PROBLEM DETAILS:
Copy the result of filtering the entries below for lines that include the string "name".

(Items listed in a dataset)
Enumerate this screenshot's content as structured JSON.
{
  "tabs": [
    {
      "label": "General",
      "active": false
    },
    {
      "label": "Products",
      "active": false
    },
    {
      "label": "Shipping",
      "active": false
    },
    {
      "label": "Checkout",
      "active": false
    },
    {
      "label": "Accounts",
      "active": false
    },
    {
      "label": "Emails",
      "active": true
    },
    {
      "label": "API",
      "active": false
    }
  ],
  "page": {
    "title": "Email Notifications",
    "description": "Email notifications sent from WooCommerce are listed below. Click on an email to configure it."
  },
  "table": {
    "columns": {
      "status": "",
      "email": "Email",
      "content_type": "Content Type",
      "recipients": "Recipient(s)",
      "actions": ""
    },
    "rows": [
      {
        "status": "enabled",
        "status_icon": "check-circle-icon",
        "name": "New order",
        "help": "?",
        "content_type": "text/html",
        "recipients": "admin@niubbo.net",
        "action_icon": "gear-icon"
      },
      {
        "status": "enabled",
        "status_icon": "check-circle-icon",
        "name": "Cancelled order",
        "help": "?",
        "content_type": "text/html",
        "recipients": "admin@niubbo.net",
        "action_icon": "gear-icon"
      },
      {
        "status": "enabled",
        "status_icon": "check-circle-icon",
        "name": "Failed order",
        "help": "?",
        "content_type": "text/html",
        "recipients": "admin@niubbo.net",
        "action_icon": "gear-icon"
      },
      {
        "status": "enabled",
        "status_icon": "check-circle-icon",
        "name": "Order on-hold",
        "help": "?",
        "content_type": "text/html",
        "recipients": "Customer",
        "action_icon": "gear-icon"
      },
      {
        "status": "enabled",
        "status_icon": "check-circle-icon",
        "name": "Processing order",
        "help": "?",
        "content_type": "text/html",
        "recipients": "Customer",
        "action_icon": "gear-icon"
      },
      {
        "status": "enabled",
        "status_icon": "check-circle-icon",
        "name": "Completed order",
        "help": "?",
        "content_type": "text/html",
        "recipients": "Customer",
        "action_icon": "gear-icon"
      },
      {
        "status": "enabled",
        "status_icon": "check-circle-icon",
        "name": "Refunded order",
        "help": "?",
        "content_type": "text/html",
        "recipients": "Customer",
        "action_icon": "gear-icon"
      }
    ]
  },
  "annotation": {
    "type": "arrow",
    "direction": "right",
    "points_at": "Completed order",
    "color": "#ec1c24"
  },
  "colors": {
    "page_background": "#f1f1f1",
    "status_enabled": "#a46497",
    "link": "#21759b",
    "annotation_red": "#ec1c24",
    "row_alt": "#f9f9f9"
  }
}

ANSWER BOX:
        "name": "New order",
        "name": "Cancelled order",
        "name": "Failed order",
        "name": "Order on-hold",
        "name": "Processing order",
        "name": "Completed order",
        "name": "Refunded order",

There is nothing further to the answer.